Tree ferns are slow-growing and long-lived components of temperate forests; however, these characteristics make determining size-age and population dynamics through mensuration approaches problematic while dendroecological approaches cannot be used. In this study, we use radiocarbon (14C) dating of Cyathea australis and Dicksonia antarctica to (1) determine their age-to-size relationships, (2) reconstruct the age distribution of tree fern species, and (3) test if predicted ages align with the ages of the co-occurring tree community and observed disturbance history. We used the best age-size models to reconstruct the population structure of tree ferns sampled in five paired rainforest and old-growth eucalypt stands and compared these to the age structure of co-occurring tree species.

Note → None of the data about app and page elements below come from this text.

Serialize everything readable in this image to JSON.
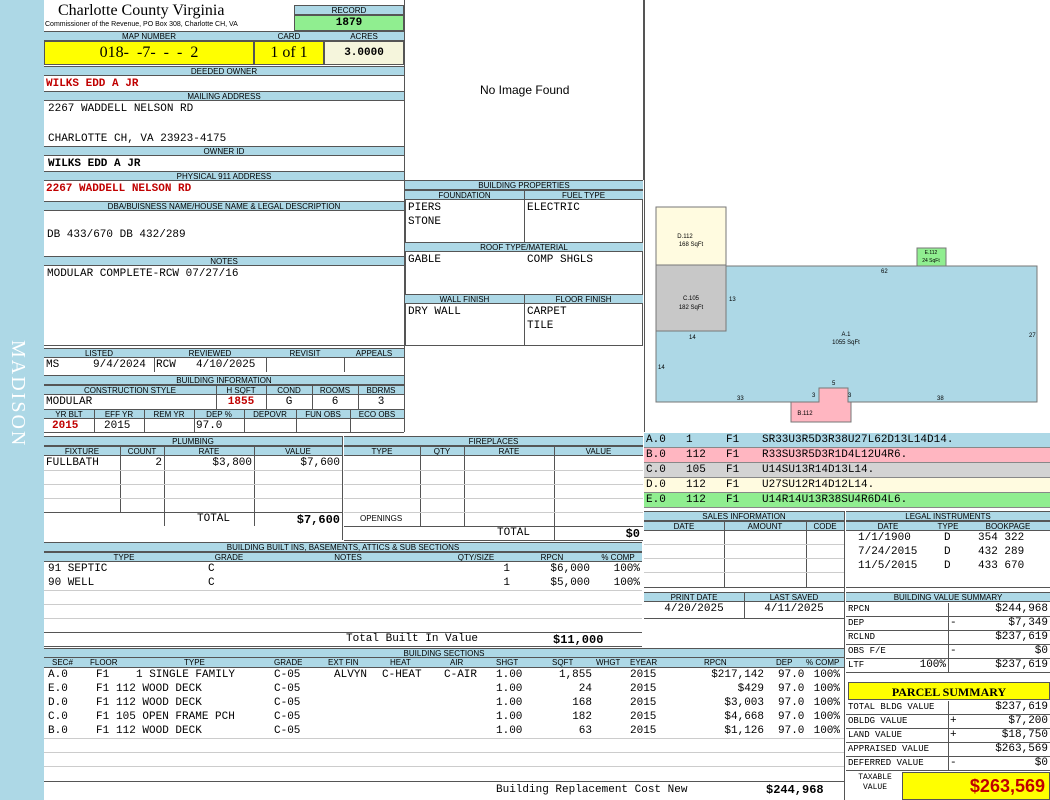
{
  "sidebar": {
    "district": "MADISON"
  },
  "header": {
    "county": "Charlotte County Virginia",
    "commissioner": "Commissioner of the Revenue, PO Box 308, Charlotte CH, VA",
    "record_label": "RECORD",
    "record": "1879",
    "map_label": "MAP NUMBER",
    "map_number": "018-  -7-  -  -  2",
    "card_label": "CARD",
    "card": "1 of 1",
    "acres_label": "ACRES",
    "acres": "3.0000"
  },
  "owner": {
    "deeded_label": "DEEDED OWNER",
    "deeded_owner": "WILKS EDD A JR",
    "mailing_label": "MAILING ADDRESS",
    "mailing_line1": "2267 WADDELL NELSON RD",
    "mailing_line2": "CHARLOTTE CH, VA 23923-4175",
    "owner_id_label": "OWNER ID",
    "owner_id": "WILKS EDD A JR",
    "physical_label": "PHYSICAL 911 ADDRESS",
    "physical_address": "2267 WADDELL NELSON RD",
    "dba_label": "DBA/BUISNESS NAME/HOUSE NAME & LEGAL DESCRIPTION",
    "legal_description": "DB 433/670 DB 432/289",
    "notes_label": "NOTES",
    "notes": "MODULAR COMPLETE-RCW 07/27/16"
  },
  "photo": {
    "placeholder": "No Image Found"
  },
  "review": {
    "headers": [
      "LISTED",
      "REVIEWED",
      "REVISIT",
      "APPEALS"
    ],
    "listed_by": "MS",
    "listed_date": "9/4/2024",
    "reviewed_by": "RCW",
    "reviewed_date": "4/10/2025",
    "revisit": "",
    "appeals": ""
  },
  "building_info": {
    "title": "BUILDING INFORMATION",
    "headers1": [
      "CONSTRUCTION STYLE",
      "H SQFT",
      "COND",
      "ROOMS",
      "BDRMS"
    ],
    "construction_style": "MODULAR",
    "hsqft": "1855",
    "cond": "G",
    "rooms": "6",
    "bdrms": "3",
    "headers2": [
      "YR BLT",
      "EFF YR",
      "REM YR",
      "DEP %",
      "DEPOVR",
      "FUN OBS",
      "ECO OBS"
    ],
    "yr_blt": "2015",
    "eff_yr": "2015",
    "rem_yr": "",
    "dep_pct": "97.0",
    "depovr": "",
    "fun_obs": "",
    "eco_obs": ""
  },
  "building_properties": {
    "title": "BUILDING PROPERTIES",
    "foundation_label": "FOUNDATION",
    "foundation": [
      "PIERS",
      "STONE"
    ],
    "fuel_label": "FUEL TYPE",
    "fuel": [
      "ELECTRIC"
    ],
    "roof_label": "ROOF TYPE/MATERIAL",
    "roof": [
      "GABLE",
      "COMP SHGLS"
    ],
    "wall_label": "WALL FINISH",
    "wall": [
      "DRY WALL"
    ],
    "floor_label": "FLOOR FINISH",
    "floor": [
      "CARPET",
      "TILE"
    ]
  },
  "sketch": {
    "labels": [
      {
        "id": "D.112",
        "sqft": "168 SqFt"
      },
      {
        "id": "E.112",
        "sqft": "24 SqFt"
      },
      {
        "id": "C.105",
        "sqft": "182 SqFt"
      },
      {
        "id": "A.1",
        "sqft": "1055 SqFt"
      },
      {
        "id": "B.112",
        "sqft": ""
      }
    ],
    "dims": [
      "62",
      "13",
      "27",
      "14",
      "14",
      "33",
      "3",
      "5",
      "3",
      "38"
    ],
    "colors": {
      "A": "#add8e6",
      "B": "#ffb6c1",
      "C": "#c8c8c8",
      "D": "#fffbe0",
      "E": "#90ee90"
    }
  },
  "sketch_codes": [
    {
      "sec": "A.0",
      "num": "1",
      "floor": "F1",
      "code": "SR33U3R5D3R38U27L62D13L14D14.",
      "color": "#add8e6"
    },
    {
      "sec": "B.0",
      "num": "112",
      "floor": "F1",
      "code": "R33SU3R5D3R1D4L12U4R6.",
      "color": "#ffb6c1"
    },
    {
      "sec": "C.0",
      "num": "105",
      "floor": "F1",
      "code": "U14SU13R14D13L14.",
      "color": "#d3d3d3"
    },
    {
      "sec": "D.0",
      "num": "112",
      "floor": "F1",
      "code": "U27SU12R14D12L14.",
      "color": "#fffbe0"
    },
    {
      "sec": "E.0",
      "num": "112",
      "floor": "F1",
      "code": "U14R14U13R38SU4R6D4L6.",
      "color": "#90ee90"
    }
  ],
  "plumbing": {
    "title": "PLUMBING",
    "headers": [
      "FIXTURE",
      "COUNT",
      "RATE",
      "VALUE"
    ],
    "rows": [
      {
        "fixture": "FULLBATH",
        "count": "2",
        "rate": "$3,800",
        "value": "$7,600"
      }
    ],
    "total_label": "TOTAL",
    "total": "$7,600"
  },
  "fireplaces": {
    "title": "FIREPLACES",
    "headers": [
      "TYPE",
      "QTY",
      "RATE",
      "VALUE"
    ],
    "openings_label": "OPENINGS",
    "total_label": "TOTAL",
    "total": "$0"
  },
  "built_ins": {
    "title": "BUILDING BUILT INS, BASEMENTS, ATTICS & SUB SECTIONS",
    "headers": [
      "TYPE",
      "GRADE",
      "NOTES",
      "QTY/SIZE",
      "RPCN",
      "% COMP"
    ],
    "rows": [
      {
        "type": "91 SEPTIC",
        "grade": "C",
        "notes": "",
        "qty": "1",
        "rpcn": "$6,000",
        "comp": "100%"
      },
      {
        "type": "90 WELL",
        "grade": "C",
        "notes": "",
        "qty": "1",
        "rpcn": "$5,000",
        "comp": "100%"
      }
    ],
    "total_label": "Total Built In Value",
    "total": "$11,000"
  },
  "sales": {
    "title": "SALES INFORMATION",
    "headers": [
      "DATE",
      "AMOUNT",
      "CODE"
    ]
  },
  "legal": {
    "title": "LEGAL INSTRUMENTS",
    "headers": [
      "DATE",
      "TYPE",
      "BOOKPAGE"
    ],
    "rows": [
      {
        "date": "1/1/1900",
        "type": "D",
        "book": "354 322"
      },
      {
        "date": "7/24/2015",
        "type": "D",
        "book": "432 289"
      },
      {
        "date": "11/5/2015",
        "type": "D",
        "book": "433 670"
      }
    ]
  },
  "print_info": {
    "print_label": "PRINT DATE",
    "print_date": "4/20/2025",
    "saved_label": "LAST SAVED",
    "last_saved": "4/11/2025"
  },
  "value_summary": {
    "title": "BUILDING VALUE SUMMARY",
    "rows": [
      {
        "label": "RPCN",
        "sign": "",
        "value": "$244,968"
      },
      {
        "label": "DEP",
        "sign": "-",
        "value": "$7,349"
      },
      {
        "label": "RCLND",
        "sign": "",
        "value": "$237,619"
      },
      {
        "label": "OBS F/E",
        "sign": "-",
        "value": "$0"
      },
      {
        "label": "LTF",
        "pct": "100%",
        "sign": "",
        "value": "$237,619"
      }
    ]
  },
  "parcel_summary": {
    "title": "PARCEL SUMMARY",
    "rows": [
      {
        "label": "TOTAL BLDG VALUE",
        "sign": "",
        "value": "$237,619"
      },
      {
        "label": "OBLDG VALUE",
        "sign": "+",
        "value": "$7,200"
      },
      {
        "label": "LAND VALUE",
        "sign": "+",
        "value": "$18,750"
      },
      {
        "label": "APPRAISED VALUE",
        "sign": "",
        "value": "$263,569"
      },
      {
        "label": "DEFERRED VALUE",
        "sign": "-",
        "value": "$0"
      }
    ],
    "taxable_label": "TAXABLE VALUE",
    "taxable_value": "$263,569"
  },
  "sections": {
    "title": "BUILDING SECTIONS",
    "headers": [
      "SEC#",
      "FLOOR",
      "TYPE",
      "GRADE",
      "EXT FIN",
      "HEAT",
      "AIR",
      "SHGT",
      "SQFT",
      "WHGT",
      "EYEAR",
      "RPCN",
      "DEP",
      "% COMP"
    ],
    "rows": [
      {
        "sec": "A.0",
        "floor": "F1",
        "type": "1 SINGLE FAMILY",
        "grade": "C-05",
        "ext": "ALVYN",
        "heat": "C-HEAT",
        "air": "C-AIR",
        "shgt": "1.00",
        "sqft": "1,855",
        "whgt": "",
        "eyear": "2015",
        "rpcn": "$217,142",
        "dep": "97.0",
        "comp": "100%"
      },
      {
        "sec": "E.0",
        "floor": "F1",
        "type": "112 WOOD DECK",
        "grade": "C-05",
        "ext": "",
        "heat": "",
        "air": "",
        "shgt": "1.00",
        "sqft": "24",
        "whgt": "",
        "eyear": "2015",
        "rpcn": "$429",
        "dep": "97.0",
        "comp": "100%"
      },
      {
        "sec": "D.0",
        "floor": "F1",
        "type": "112 WOOD DECK",
        "grade": "C-05",
        "ext": "",
        "heat": "",
        "air": "",
        "shgt": "1.00",
        "sqft": "168",
        "whgt": "",
        "eyear": "2015",
        "rpcn": "$3,003",
        "dep": "97.0",
        "comp": "100%"
      },
      {
        "sec": "C.0",
        "floor": "F1",
        "type": "105 OPEN FRAME PCH",
        "grade": "C-05",
        "ext": "",
        "heat": "",
        "air": "",
        "shgt": "1.00",
        "sqft": "182",
        "whgt": "",
        "eyear": "2015",
        "rpcn": "$4,668",
        "dep": "97.0",
        "comp": "100%"
      },
      {
        "sec": "B.0",
        "floor": "F1",
        "type": "112 WOOD DECK",
        "grade": "C-05",
        "ext": "",
        "heat": "",
        "air": "",
        "shgt": "1.00",
        "sqft": "63",
        "whgt": "",
        "eyear": "2015",
        "rpcn": "$1,126",
        "dep": "97.0",
        "comp": "100%"
      }
    ],
    "total_label": "Building Replacement Cost New",
    "total": "$244,968"
  }
}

The species had similar growth allometry; however, C. australis grew four times faster than D. antarctica. The age class structures of tree ferns were congruent with the associated tree species and reflected known fire history and snowfall events in the region. Tree fern abundance increased with increasing time-since-fire and post canopy disturbance. The study demonstrates that 14C dating of tree ferns provides a means of investigating tree fern demographics and the role of disturbance in shaping their population structure in forests of southeast Australia.

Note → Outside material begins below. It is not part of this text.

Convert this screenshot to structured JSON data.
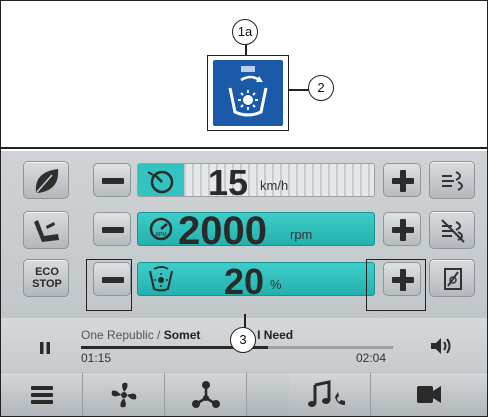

Why is the exercise of political power highly concentrated in some polities and widely dispersed in others? We argue that one important causal factor is demographic. Populous polities are characterized by less concentrated structures of authority. To explain this relationship, we invoke two mechanisms: heterogeneity and trust. The theory is demonstrated with a wide variety of empirical measures in cross-country analyses including most sovereign states and extending back to the 19th century. The result suggests the possibility of a ubiquitous ‘law’ of politics.

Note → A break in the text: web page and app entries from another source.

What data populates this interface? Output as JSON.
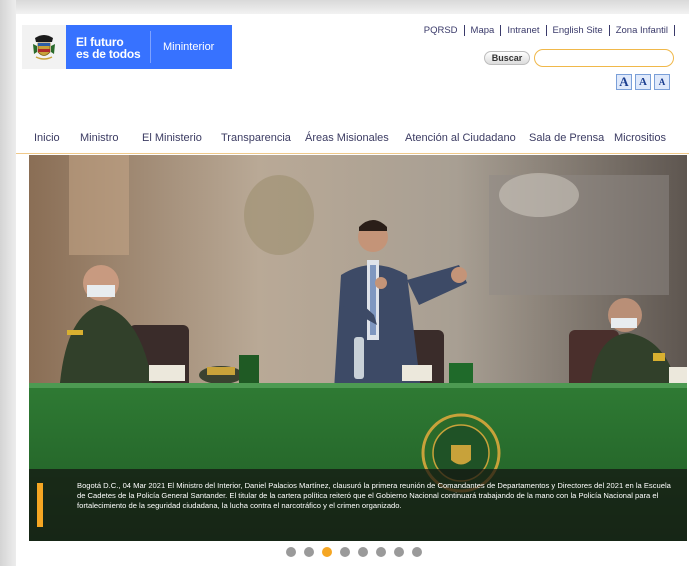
{
  "logo": {
    "line1": "El futuro",
    "line2": "es de todos",
    "ministry": "Mininterior"
  },
  "toplinks": [
    "PQRSD",
    "Mapa",
    "Intranet",
    "English Site",
    "Zona Infantil"
  ],
  "search": {
    "button_label": "Buscar",
    "value": "",
    "placeholder": ""
  },
  "font_size_controls": [
    "A",
    "A",
    "A"
  ],
  "nav": {
    "items": [
      "Inicio",
      "Ministro",
      "El Ministerio",
      "Transparencia",
      "Áreas Misionales",
      "Atención al Ciudadano",
      "Sala de Prensa",
      "Micrositios"
    ]
  },
  "hero": {
    "caption": "Bogotá D.C., 04 Mar 2021 El Ministro del Interior, Daniel Palacios Martínez, clausuró la primera reunión de Comandantes de Departamentos y Directores del 2021 en la Escuela de Cadetes de la Policía General Santander. El titular de la cartera política reiteró que el Gobierno Nacional continuará trabajando de la mano con la Policía Nacional para el fortalecimiento de la seguridad ciudadana, la lucha contra el narcotráfico y el crimen organizado.",
    "accent_color": "#f5a623"
  },
  "carousel": {
    "slide_count": 8,
    "active_index": 2
  },
  "colors": {
    "brand_blue": "#3772ff",
    "nav_text": "#3b3b62",
    "accent": "#f5a623"
  }
}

Tropical bamboos persist in a wide range of light conditions and quickly respond to changes in light availability. However, the mechanisms underpinning this ability remain unknown. In order to test the hypothesis that the modular and hollow culm architecture of bamboos explains their performance in a wide range of light environments, we determined the allometric relationships of two dominant bamboo species of the upper hill dipterocarp forests of Malaysia, Gigantochloa ligulata (n = 29) and Schizostachyum grande (n = 25), via destructive sampling. We also monitored biomass turnover of bamboos and woody trees in 24 permanent plots (1.92 ha in total) over a one-year period. Compared with woody trees, bamboo culms attained 1.5 times the height and their clumps supported four times as much total leaf area at the same above-ground biomass. In addition, at a given height, bamboo clumps had six times larger crown projection area than trees while having a similar amount of total leaf area per unit of crown projection area. Finally, bamboos’ biomass turnover rate was three times higher than trees, and G. ligulata increased its specific rate of biomass increase after canopy disturbance, while trees decreased. We conclude that the unique architecture of bamboos allows them to persist under closed forest canopy light conditions and to respond to gap formation via high biomass turnover rate.